Exercise instructions: Below are the records; locate each line with the word "horas" and copy it.

+ + +

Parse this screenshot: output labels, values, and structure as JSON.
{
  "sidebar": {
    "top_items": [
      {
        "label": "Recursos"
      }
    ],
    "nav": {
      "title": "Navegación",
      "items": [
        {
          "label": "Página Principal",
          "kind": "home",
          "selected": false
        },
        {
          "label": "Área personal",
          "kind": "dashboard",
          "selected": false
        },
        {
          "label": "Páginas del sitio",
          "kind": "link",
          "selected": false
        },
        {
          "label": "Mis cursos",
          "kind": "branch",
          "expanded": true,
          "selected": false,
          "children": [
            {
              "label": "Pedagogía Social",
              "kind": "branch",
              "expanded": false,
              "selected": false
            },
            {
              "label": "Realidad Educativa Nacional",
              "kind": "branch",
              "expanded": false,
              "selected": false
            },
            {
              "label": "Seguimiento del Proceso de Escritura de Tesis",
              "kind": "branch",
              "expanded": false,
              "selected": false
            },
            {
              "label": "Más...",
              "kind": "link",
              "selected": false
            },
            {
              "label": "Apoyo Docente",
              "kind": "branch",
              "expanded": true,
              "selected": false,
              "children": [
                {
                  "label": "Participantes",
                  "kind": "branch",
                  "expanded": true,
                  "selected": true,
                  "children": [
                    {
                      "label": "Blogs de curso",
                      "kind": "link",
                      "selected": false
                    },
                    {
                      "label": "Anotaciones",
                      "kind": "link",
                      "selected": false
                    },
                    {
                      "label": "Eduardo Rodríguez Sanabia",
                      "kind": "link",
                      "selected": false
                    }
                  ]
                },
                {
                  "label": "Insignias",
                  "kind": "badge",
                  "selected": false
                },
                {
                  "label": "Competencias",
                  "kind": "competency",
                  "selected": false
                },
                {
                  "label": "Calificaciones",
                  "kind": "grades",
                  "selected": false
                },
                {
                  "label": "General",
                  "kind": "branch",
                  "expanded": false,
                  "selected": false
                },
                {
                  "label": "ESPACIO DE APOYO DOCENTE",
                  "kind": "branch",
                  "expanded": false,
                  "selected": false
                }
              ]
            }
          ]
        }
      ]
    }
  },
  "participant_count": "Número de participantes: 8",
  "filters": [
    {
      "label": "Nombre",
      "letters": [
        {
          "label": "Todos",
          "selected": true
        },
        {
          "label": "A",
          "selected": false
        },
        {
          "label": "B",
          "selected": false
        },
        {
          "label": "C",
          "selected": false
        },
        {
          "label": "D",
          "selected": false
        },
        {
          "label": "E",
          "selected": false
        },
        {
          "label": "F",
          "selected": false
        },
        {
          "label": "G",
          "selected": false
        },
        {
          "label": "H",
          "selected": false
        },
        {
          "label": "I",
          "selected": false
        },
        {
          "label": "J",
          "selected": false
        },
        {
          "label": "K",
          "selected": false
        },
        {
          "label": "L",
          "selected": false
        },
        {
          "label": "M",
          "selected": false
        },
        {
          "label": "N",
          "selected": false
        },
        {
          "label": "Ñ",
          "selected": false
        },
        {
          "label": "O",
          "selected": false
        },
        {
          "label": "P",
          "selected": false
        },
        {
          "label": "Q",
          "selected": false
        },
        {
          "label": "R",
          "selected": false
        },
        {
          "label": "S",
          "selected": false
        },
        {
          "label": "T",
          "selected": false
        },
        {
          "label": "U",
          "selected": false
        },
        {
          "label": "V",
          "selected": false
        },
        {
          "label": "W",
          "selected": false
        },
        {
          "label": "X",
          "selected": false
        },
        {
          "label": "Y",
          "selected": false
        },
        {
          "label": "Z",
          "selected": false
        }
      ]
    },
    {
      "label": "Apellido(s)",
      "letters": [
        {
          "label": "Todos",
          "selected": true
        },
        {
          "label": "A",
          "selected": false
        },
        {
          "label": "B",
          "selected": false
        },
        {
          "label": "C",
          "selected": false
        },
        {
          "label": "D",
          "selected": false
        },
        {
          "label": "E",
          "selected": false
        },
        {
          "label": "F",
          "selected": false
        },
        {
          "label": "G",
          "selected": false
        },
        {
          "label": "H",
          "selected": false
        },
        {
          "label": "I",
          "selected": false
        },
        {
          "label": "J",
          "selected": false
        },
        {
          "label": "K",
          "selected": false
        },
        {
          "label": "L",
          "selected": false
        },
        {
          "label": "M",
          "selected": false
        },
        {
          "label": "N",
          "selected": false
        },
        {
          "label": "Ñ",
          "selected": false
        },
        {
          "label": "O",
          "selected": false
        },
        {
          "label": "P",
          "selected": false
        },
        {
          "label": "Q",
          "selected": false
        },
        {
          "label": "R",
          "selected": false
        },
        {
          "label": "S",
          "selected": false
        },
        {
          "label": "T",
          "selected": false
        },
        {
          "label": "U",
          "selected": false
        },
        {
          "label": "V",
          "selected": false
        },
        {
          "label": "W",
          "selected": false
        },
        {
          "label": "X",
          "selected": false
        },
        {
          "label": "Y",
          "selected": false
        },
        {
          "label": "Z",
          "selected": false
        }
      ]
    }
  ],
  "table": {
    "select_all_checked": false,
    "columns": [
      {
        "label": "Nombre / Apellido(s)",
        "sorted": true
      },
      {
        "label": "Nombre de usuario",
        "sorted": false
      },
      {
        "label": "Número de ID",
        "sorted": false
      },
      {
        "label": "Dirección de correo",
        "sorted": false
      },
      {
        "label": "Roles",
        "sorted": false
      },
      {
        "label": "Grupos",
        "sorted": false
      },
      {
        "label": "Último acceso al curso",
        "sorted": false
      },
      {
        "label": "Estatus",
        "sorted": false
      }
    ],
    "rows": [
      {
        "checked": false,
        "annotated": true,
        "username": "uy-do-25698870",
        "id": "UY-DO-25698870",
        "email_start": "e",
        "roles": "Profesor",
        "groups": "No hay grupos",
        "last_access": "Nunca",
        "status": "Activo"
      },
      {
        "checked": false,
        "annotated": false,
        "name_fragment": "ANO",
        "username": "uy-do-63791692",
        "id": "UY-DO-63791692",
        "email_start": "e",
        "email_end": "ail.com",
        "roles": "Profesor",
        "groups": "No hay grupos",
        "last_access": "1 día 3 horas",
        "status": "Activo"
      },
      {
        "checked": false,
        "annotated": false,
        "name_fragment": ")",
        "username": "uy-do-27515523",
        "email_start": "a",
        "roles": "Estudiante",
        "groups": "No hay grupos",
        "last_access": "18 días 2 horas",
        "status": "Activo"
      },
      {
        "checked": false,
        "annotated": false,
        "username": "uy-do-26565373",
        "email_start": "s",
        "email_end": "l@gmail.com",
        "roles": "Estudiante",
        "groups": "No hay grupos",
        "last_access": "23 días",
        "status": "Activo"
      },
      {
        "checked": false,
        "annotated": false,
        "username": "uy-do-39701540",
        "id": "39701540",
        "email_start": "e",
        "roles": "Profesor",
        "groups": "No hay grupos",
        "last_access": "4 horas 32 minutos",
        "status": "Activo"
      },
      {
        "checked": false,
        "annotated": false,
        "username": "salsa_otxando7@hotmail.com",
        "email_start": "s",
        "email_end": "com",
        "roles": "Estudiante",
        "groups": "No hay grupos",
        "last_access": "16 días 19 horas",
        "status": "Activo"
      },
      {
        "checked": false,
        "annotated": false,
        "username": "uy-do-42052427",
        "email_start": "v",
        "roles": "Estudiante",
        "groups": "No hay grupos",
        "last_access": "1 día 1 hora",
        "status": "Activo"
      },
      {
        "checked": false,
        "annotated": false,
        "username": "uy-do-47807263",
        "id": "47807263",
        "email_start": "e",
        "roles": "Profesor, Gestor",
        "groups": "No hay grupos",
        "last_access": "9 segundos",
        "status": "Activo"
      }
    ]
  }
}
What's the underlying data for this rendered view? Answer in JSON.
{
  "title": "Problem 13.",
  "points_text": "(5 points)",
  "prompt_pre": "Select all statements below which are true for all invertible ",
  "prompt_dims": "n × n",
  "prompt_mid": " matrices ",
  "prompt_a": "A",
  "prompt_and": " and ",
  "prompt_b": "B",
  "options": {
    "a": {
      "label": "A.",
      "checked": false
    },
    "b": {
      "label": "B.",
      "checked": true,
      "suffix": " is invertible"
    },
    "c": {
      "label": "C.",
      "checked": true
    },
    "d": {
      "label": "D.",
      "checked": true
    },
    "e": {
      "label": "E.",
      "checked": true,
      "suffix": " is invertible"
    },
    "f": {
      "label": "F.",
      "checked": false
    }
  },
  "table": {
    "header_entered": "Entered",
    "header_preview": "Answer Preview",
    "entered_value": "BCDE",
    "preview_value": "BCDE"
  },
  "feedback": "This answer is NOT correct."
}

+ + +

Response to the exercise:
        "last_access": "1 día 3 horas",
        "last_access": "18 días 2 horas",
        "last_access": "4 horas 32 minutos",
        "last_access": "16 días 19 horas",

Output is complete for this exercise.